Right Hon. J. G. Gardiner (Minister of Agriculture):
Mr. Speaker, before motions are proceeded with, and in view of the discussion we had yesterday, I should like to make a suggestion to the house. I have before me a motion moved by the hon. member for Lake Centre (Mr. Diefenbaker) which was passed on March 12 and referred to yesterday. This reads as follows:
For a copy of all communications that passed between veterinary officials either provincial or federal and the federal Department of Agriculture, together with all records since the 17th day of November, 1951, relative to the cattle epidemic of vesicular stomatitis or foot-and-mouth disease in Saskatchewan, also all certificates or statements of analysis showing the results of the chemical examination of suspected specimens of either of said cattle diseases.

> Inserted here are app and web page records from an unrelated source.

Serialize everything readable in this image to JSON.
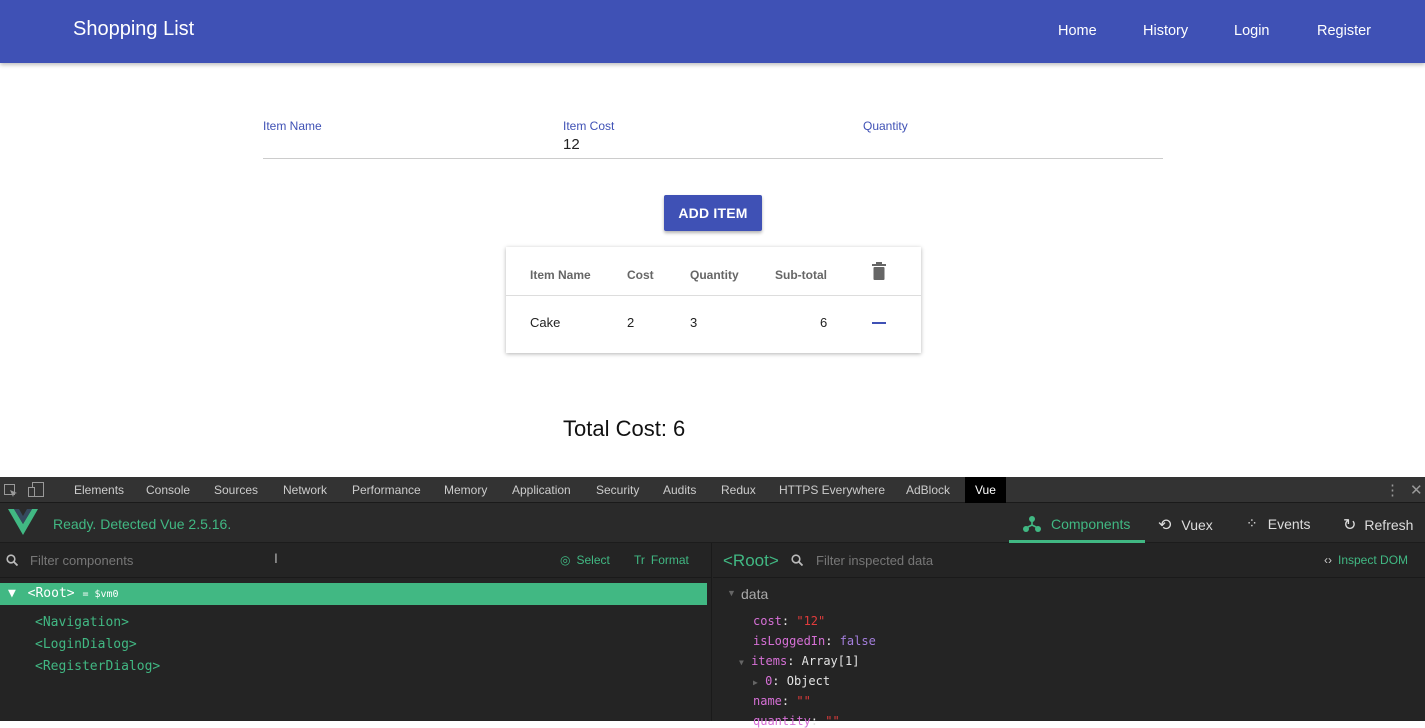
{
  "app": {
    "title": "Shopping List",
    "nav": [
      "Home",
      "History",
      "Login",
      "Register"
    ],
    "form": {
      "item_name_label": "Item Name",
      "item_cost_label": "Item Cost",
      "item_cost_value": "12",
      "quantity_label": "Quantity"
    },
    "add_button": "ADD ITEM",
    "table": {
      "headers": [
        "Item Name",
        "Cost",
        "Quantity",
        "Sub-total"
      ],
      "rows": [
        {
          "name": "Cake",
          "cost": "2",
          "quantity": "3",
          "subtotal": "6"
        }
      ]
    },
    "total": "Total Cost: 6"
  },
  "devtools": {
    "tabs": [
      "Elements",
      "Console",
      "Sources",
      "Network",
      "Performance",
      "Memory",
      "Application",
      "Security",
      "Audits",
      "Redux",
      "HTTPS Everywhere",
      "AdBlock",
      "Vue"
    ],
    "active_tab": "Vue",
    "vue": {
      "status": "Ready. Detected Vue 2.5.16.",
      "tabs": [
        "Components",
        "Vuex",
        "Events",
        "Refresh"
      ],
      "filter_components_placeholder": "Filter components",
      "select_label": "Select",
      "format_label": "Format",
      "tree": {
        "root": "<Root>",
        "root_ref": "= $vm0",
        "children": [
          "<Navigation>",
          "<LoginDialog>",
          "<RegisterDialog>"
        ]
      },
      "inspector": {
        "title": "<Root>",
        "filter_placeholder": "Filter inspected data",
        "inspect_dom": "Inspect DOM",
        "section": "data",
        "props": [
          {
            "key": "cost",
            "value": "\"12\""
          },
          {
            "key": "isLoggedIn",
            "value": "false"
          },
          {
            "key": "items",
            "value": "Array[1]"
          },
          {
            "key": "0",
            "value": "Object"
          },
          {
            "key": "name",
            "value": "\"\""
          },
          {
            "key": "quantity",
            "value": "\"\""
          }
        ]
      }
    },
    "colors": {
      "vue_green": "#41b883",
      "brand_blue": "#3f51b5"
    }
  }
}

I should like to say to the house, through you, Mr. Speaker, that the first part of the motion, "for a copy of all communications that passed between veterinary officials either provincial or federal and the federal Department of Agriculture", cannot be acceded to because I have not been able to find any such documents on the record. Then the motion goes on:

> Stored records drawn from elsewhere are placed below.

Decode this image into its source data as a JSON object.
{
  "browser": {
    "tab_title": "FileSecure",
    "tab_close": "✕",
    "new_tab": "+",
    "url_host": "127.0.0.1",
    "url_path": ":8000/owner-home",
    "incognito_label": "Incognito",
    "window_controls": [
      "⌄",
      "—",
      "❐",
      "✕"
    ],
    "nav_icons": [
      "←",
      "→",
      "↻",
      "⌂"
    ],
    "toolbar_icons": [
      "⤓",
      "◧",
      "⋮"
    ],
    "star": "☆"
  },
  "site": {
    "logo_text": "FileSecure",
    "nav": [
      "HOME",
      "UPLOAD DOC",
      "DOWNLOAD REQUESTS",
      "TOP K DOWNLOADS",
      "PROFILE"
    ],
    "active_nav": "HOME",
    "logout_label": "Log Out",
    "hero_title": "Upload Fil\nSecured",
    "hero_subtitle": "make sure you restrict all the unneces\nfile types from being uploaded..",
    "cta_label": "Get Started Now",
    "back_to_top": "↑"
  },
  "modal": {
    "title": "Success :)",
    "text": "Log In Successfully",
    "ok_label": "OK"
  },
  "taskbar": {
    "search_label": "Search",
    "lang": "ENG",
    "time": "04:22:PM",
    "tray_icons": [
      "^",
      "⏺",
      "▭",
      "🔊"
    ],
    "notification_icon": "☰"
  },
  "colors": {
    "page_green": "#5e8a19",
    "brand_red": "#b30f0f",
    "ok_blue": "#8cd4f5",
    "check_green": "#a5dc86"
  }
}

. . . together with all records since the 17th day of November, 1951, relative to the cattle epidemic of vesicular stomatitis or foot-and-mouth disease in Saskatchewan . . .
There is some doubt in my mind as to whether there is very much in the way of records in connection with this matter. There are on the files of the department, either here or at Regina, but mostly here, communications between the officials of the department. That is to say, one official would say to another, "we are doing so and so," and suggest to him 55704-107

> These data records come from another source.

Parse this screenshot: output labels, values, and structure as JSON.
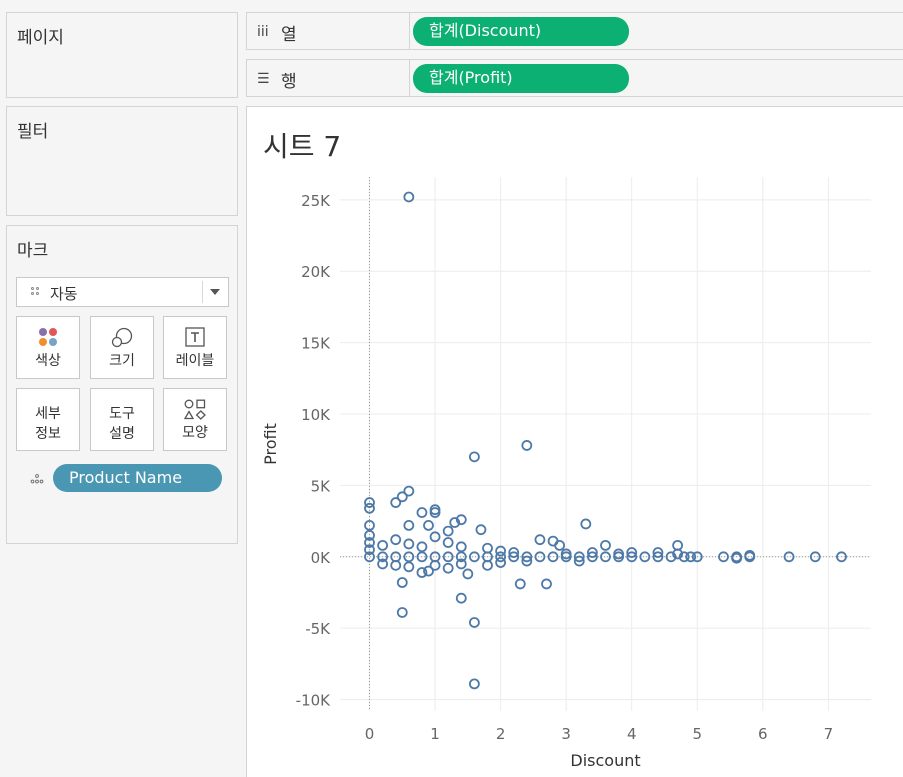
{
  "cards": {
    "pages_title": "페이지",
    "filters_title": "필터",
    "marks_title": "마크"
  },
  "marks": {
    "mark_type": "자동",
    "buttons": [
      {
        "label": "색상",
        "icon": "color-icon"
      },
      {
        "label": "크기",
        "icon": "size-icon"
      },
      {
        "label": "레이블",
        "icon": "label-icon"
      },
      {
        "label_line1": "세부",
        "label_line2": "정보",
        "icon": "detail"
      },
      {
        "label_line1": "도구",
        "label_line2": "설명",
        "icon": "tooltip"
      },
      {
        "label": "모양",
        "icon": "shape-icon"
      }
    ],
    "detail_pill": "Product Name"
  },
  "shelves": {
    "columns_label": "열",
    "columns_pill": "합계(Discount)",
    "rows_label": "행",
    "rows_pill": "합계(Profit)"
  },
  "sheet_title": "시트 7",
  "colors": {
    "green_pill": "#0cb072",
    "blue_pill": "#4a97b3",
    "mark": "#4e79a7"
  },
  "chart_data": {
    "type": "scatter",
    "xlabel": "Discount",
    "ylabel": "Profit",
    "xlim": [
      -0.45,
      7.65
    ],
    "ylim": [
      -10800,
      26600
    ],
    "x_ticks": [
      0,
      1,
      2,
      3,
      4,
      5,
      6,
      7
    ],
    "y_ticks": [
      -10000,
      -5000,
      0,
      5000,
      10000,
      15000,
      20000,
      25000
    ],
    "y_tick_labels": [
      "-10K",
      "-5K",
      "0K",
      "5K",
      "10K",
      "15K",
      "20K",
      "25K"
    ],
    "x_tick_labels": [
      "0",
      "1",
      "2",
      "3",
      "4",
      "5",
      "6",
      "7"
    ],
    "grid": true,
    "points": [
      [
        0.6,
        25200
      ],
      [
        2.4,
        7800
      ],
      [
        1.6,
        7000
      ],
      [
        3.3,
        2300
      ],
      [
        0.6,
        4600
      ],
      [
        0.5,
        4200
      ],
      [
        0.4,
        3800
      ],
      [
        0.0,
        3800
      ],
      [
        0.0,
        3400
      ],
      [
        1.0,
        3300
      ],
      [
        1.0,
        3100
      ],
      [
        0.8,
        3100
      ],
      [
        1.4,
        2600
      ],
      [
        1.3,
        2400
      ],
      [
        0.6,
        2200
      ],
      [
        0.9,
        2200
      ],
      [
        1.7,
        1900
      ],
      [
        1.2,
        1800
      ],
      [
        0.0,
        2200
      ],
      [
        2.6,
        1200
      ],
      [
        2.8,
        1100
      ],
      [
        2.9,
        800
      ],
      [
        3.6,
        800
      ],
      [
        4.7,
        800
      ],
      [
        0.5,
        -1800
      ],
      [
        0.8,
        -1100
      ],
      [
        2.3,
        -1900
      ],
      [
        2.7,
        -1900
      ],
      [
        1.4,
        -2900
      ],
      [
        0.5,
        -3900
      ],
      [
        1.6,
        -4600
      ],
      [
        1.6,
        -8900
      ],
      [
        1.5,
        -1200
      ],
      [
        0.9,
        -1000
      ],
      [
        6.4,
        0
      ],
      [
        6.8,
        0
      ],
      [
        7.2,
        0
      ],
      [
        5.8,
        0
      ],
      [
        5.6,
        0
      ],
      [
        5.4,
        0
      ],
      [
        5.0,
        0
      ],
      [
        4.9,
        0
      ],
      [
        4.8,
        0
      ],
      [
        4.6,
        0
      ],
      [
        4.4,
        0
      ],
      [
        4.2,
        0
      ],
      [
        4.0,
        0
      ],
      [
        3.8,
        0
      ],
      [
        3.6,
        0
      ],
      [
        3.4,
        0
      ],
      [
        3.2,
        0
      ],
      [
        3.0,
        0
      ],
      [
        2.8,
        0
      ],
      [
        2.6,
        0
      ],
      [
        2.4,
        0
      ],
      [
        2.2,
        0
      ],
      [
        2.0,
        0
      ],
      [
        1.8,
        0
      ],
      [
        1.6,
        0
      ],
      [
        1.4,
        0
      ],
      [
        1.2,
        0
      ],
      [
        1.0,
        0
      ],
      [
        0.8,
        0
      ],
      [
        0.6,
        0
      ],
      [
        0.4,
        0
      ],
      [
        0.2,
        0
      ],
      [
        0.0,
        0
      ],
      [
        0.0,
        500
      ],
      [
        0.0,
        1000
      ],
      [
        0.0,
        1500
      ],
      [
        0.2,
        800
      ],
      [
        0.4,
        1200
      ],
      [
        0.6,
        900
      ],
      [
        0.8,
        700
      ],
      [
        1.0,
        1400
      ],
      [
        1.2,
        1000
      ],
      [
        1.4,
        700
      ],
      [
        1.8,
        600
      ],
      [
        2.0,
        400
      ],
      [
        2.2,
        300
      ],
      [
        0.2,
        -500
      ],
      [
        0.4,
        -600
      ],
      [
        0.6,
        -700
      ],
      [
        1.0,
        -600
      ],
      [
        1.2,
        -800
      ],
      [
        1.4,
        -500
      ],
      [
        1.8,
        -600
      ],
      [
        2.0,
        -400
      ],
      [
        2.4,
        -300
      ],
      [
        3.2,
        -300
      ],
      [
        3.4,
        300
      ],
      [
        4.0,
        300
      ],
      [
        4.4,
        300
      ],
      [
        4.7,
        200
      ],
      [
        3.8,
        200
      ],
      [
        3.0,
        200
      ],
      [
        5.6,
        -100
      ],
      [
        5.8,
        100
      ]
    ]
  }
}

what he should do. I submit that that kind of record has always been considered to be privileged, provided that the minister desires it should be privileged. This has been the general practice, and I think one can easily understand why it should be so. I am not going to refer to Beauchesne or Bourinot in connection with the matter, further than to say it is indicated in many places that unless that were the general rule it would be difficult to carry on government as a government should be carried on. I quite agree with that.
That has been the general practice. As a matter of fact, shortly after I came into this house no less a parliamentarian than the late Lord Bennett gave me a lecture on it which I have never forgotten. I think it has been generally admitted that kind of thing is privileged.
I realize that this is a rather unusual situation in that everybody has been more or less stirred up over the fighting of foot-and-mouth disease and is naturally interested in it. If the house agrees, I am quite prepared to table what is looked upon as privileged- that is, to table all the communications which are on the file. There is nothing in any of them that the government need be concerned about making available. They are the usual communications that pass back and forth between officials when they are administering anything in any department. I am quite prepared to table them all, but I should like to suggest to the house that it might approve a motion which I should like to move without notice. I know that the rules of the house require that I give two days' notice.
Sub-subtopic: TABLING OF CORRESPONDENCE